We all love a bit of fun. But you mentioned that some of these clever animals are being used by humans – you know what I’m going to ask next…


Well, anyone who’s been to the airport has probably seen customs officers using super smart dogs to sniff out banned items … but did you know that RATS are used to sniff out disease?
What??? Rats have a reputation for spreading disease!
That’s true, but in Africa, giant-pouched rats are better at sniffing out tuberculosis, (pause for sound of coughing), which is a really serious lung disease, than the standard medical screening test. Not only that, but a human scientist takes all day to identify TB, and a rat takes seven minutes.
Wow! Is tuberculosis a big problem in Africa?
Huge. More than a thousand people die every day from it, and the sooner it’s diagnosed —that means detected by doctors —the better your chances at treating it, and recovering from it. I’ve popped a video showing how giant pouched rats are going to “rat school” in Africa in your episode notes.

What are some other examples of how clever animals help humans?
Well, rats are also being used to sniff out unexploded landmines, again saving lives… llamas are being used as guard animals…
Wait, guard llamas?
Sounds crazy, right? Well, llamas are very sociable creatures, and they bond with other animals. So farmers will put them in a paddock with sheep or other herds, and they will instinctively protect them. As an added bonus, they like to eat weeds.
Win, win! Speaking of plants… WHAT do we know about their intelligence and abilities?

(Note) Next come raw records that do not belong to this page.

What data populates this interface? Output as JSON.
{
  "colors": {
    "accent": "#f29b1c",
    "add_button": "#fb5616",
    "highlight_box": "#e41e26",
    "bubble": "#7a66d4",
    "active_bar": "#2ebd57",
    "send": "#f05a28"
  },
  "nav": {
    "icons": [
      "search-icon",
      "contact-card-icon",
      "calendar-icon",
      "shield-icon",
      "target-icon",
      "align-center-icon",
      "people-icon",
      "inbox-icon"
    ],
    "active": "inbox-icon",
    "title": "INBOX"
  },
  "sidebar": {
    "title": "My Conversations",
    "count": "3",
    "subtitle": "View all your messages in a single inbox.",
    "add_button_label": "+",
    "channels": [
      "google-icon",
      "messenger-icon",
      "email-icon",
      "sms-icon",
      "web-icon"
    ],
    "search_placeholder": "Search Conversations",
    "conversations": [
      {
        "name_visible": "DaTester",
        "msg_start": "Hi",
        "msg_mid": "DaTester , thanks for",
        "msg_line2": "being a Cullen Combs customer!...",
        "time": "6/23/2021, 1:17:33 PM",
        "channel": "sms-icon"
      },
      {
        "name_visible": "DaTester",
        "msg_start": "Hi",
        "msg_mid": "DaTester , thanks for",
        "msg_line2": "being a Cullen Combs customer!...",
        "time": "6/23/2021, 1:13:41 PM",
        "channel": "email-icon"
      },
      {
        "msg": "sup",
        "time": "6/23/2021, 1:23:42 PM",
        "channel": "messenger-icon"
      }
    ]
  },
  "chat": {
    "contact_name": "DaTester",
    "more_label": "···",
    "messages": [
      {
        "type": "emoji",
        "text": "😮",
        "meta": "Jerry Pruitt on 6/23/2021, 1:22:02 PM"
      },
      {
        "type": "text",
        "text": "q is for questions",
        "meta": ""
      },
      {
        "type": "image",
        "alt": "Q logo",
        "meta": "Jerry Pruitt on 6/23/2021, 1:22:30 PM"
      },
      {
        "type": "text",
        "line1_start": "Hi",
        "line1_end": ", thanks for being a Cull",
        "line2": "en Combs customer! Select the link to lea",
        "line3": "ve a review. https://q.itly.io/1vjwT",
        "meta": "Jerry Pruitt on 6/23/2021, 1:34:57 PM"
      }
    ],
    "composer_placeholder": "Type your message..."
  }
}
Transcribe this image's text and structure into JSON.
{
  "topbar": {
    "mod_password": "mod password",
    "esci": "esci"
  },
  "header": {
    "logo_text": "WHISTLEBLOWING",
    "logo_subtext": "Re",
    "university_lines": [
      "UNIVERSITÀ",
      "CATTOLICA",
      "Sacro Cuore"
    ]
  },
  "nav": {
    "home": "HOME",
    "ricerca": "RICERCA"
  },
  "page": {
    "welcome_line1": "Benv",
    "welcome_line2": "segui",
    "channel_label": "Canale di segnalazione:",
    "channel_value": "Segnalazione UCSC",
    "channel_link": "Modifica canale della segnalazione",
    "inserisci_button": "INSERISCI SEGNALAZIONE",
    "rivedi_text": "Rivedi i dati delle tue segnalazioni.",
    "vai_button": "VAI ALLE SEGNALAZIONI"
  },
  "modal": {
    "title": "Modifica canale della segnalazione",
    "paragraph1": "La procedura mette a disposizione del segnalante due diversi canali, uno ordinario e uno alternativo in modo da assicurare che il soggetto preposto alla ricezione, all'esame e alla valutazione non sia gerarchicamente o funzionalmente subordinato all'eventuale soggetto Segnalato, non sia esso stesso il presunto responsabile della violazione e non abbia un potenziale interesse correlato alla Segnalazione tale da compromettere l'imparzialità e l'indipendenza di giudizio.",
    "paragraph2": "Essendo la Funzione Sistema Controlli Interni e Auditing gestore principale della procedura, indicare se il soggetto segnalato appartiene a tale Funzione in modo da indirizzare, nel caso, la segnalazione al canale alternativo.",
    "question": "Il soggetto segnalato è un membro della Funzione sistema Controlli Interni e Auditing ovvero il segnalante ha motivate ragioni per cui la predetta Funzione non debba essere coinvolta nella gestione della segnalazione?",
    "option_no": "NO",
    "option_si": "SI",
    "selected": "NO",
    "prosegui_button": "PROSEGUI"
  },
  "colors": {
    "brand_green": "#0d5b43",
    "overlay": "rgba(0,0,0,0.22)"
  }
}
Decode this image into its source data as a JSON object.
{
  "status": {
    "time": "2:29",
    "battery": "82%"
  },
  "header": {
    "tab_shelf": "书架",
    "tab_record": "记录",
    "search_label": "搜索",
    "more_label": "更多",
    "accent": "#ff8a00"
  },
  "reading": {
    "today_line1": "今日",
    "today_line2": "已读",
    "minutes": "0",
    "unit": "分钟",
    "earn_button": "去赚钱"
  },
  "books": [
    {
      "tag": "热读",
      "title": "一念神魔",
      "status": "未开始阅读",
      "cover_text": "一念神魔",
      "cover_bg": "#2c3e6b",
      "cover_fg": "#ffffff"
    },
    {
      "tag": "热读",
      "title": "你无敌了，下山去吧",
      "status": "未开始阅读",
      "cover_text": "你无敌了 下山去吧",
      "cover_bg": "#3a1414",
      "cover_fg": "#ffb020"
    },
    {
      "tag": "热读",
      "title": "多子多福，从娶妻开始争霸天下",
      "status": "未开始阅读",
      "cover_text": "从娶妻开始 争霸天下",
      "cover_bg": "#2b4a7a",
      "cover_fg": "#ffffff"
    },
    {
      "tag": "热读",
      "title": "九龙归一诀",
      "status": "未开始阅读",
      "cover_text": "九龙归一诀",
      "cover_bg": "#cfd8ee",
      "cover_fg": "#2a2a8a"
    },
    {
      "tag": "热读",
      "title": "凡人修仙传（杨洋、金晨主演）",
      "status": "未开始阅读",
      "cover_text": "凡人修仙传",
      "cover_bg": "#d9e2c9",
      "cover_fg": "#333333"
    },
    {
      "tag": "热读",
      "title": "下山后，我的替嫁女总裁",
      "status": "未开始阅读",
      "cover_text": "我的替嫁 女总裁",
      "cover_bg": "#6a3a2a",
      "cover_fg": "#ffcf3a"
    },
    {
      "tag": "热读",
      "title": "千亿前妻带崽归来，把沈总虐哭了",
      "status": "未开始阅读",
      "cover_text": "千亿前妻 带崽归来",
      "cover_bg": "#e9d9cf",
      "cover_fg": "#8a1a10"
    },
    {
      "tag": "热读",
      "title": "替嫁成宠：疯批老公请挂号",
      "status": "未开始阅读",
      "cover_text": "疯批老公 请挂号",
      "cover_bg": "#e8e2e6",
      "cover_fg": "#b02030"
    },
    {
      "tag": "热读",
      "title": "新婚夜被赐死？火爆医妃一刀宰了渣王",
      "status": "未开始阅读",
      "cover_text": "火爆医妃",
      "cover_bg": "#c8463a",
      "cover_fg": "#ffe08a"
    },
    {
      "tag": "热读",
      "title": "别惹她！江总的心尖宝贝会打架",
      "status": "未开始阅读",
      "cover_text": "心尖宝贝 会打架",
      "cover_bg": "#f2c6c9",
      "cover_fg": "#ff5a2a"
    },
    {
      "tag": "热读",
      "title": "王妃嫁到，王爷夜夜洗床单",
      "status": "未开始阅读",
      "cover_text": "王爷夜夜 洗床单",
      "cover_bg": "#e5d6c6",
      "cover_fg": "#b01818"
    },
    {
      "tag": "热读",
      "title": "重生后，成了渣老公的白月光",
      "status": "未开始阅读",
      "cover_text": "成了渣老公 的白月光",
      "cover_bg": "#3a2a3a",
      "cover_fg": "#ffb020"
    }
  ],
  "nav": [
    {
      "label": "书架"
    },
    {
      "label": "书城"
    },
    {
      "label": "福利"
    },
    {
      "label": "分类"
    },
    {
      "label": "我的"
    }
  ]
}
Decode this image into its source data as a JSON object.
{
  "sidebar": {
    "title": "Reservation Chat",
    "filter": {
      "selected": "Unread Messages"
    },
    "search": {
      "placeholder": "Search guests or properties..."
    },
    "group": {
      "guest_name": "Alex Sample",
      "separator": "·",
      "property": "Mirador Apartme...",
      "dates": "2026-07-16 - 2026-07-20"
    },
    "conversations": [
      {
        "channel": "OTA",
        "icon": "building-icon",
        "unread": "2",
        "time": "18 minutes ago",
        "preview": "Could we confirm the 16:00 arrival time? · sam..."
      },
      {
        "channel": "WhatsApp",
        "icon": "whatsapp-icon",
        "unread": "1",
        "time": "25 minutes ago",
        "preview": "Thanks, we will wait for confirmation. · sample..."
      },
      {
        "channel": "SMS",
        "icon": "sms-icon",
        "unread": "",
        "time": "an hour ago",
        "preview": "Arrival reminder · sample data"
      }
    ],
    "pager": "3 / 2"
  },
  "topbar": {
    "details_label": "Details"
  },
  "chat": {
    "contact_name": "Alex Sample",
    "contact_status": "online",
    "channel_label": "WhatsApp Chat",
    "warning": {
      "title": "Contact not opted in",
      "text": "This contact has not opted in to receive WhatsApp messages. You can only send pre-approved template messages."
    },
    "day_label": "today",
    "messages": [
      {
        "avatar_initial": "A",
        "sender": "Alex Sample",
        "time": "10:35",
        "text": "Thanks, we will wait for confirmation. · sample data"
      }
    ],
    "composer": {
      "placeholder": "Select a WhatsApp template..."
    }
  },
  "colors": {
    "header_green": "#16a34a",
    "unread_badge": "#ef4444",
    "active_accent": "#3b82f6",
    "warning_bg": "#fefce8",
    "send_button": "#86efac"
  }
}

Well, you’d think that intelligence only exists in creatures that have brains.. and plants don’t have brains. But some of them do some pretty crazily smart things. Take, for example, a Venus fly trap. It’s a carnivorous plant…
Meaning it eats meat…
Exactly – and as the name suggests, it likes to trap flies. BUT… it uses a lot of energy closing the trap, so it doesn’t want to do that if the fly has already buzzed off. If it uses the energy to snap shut, it needs to know there’ll be energy coming from dinner.
So what does it do?
Believe it or not, it counts. The fly trap has delicious nectar to attract insects… and six tiny little hairs scattered around the inside of the plant. If an insect touches a hair while it’s eating nectar, (pause for sound of timer) a 30 second timer is set. If another hair is touched within those 30 seconds… SNAP! The trap shuts over the insect.
I’m sorry… the plant can COUNT? To 30?
Well, it’s not counting like we think of it. Scientists finally figured out how the Venus fly trap does it last year. This is pretty complicated stuff, but basically, when one hair is touched, it causes the fly trap to release atoms of calcium. In all living things, calcium works as a messenger between cells. A second touch of a hair releases more calcium, and if the two hairs are triggered within 30 seconds, there’s a high enough concentration of calcium to cause the trap to shut.
So it’s the chemistry of the plant that’s doing the “counting”.
Exactly. It’s not really learning numbers and definitely not words… unlike many of the incredible animals we’ve talked about today.

The S’quiz

Question 1. What’s the disease being sniffed out by rats in Africa?
Question 2. Which large animals learned how to cooperate to get food?
Question 3. What kind of bird has 14 groovy dance moves?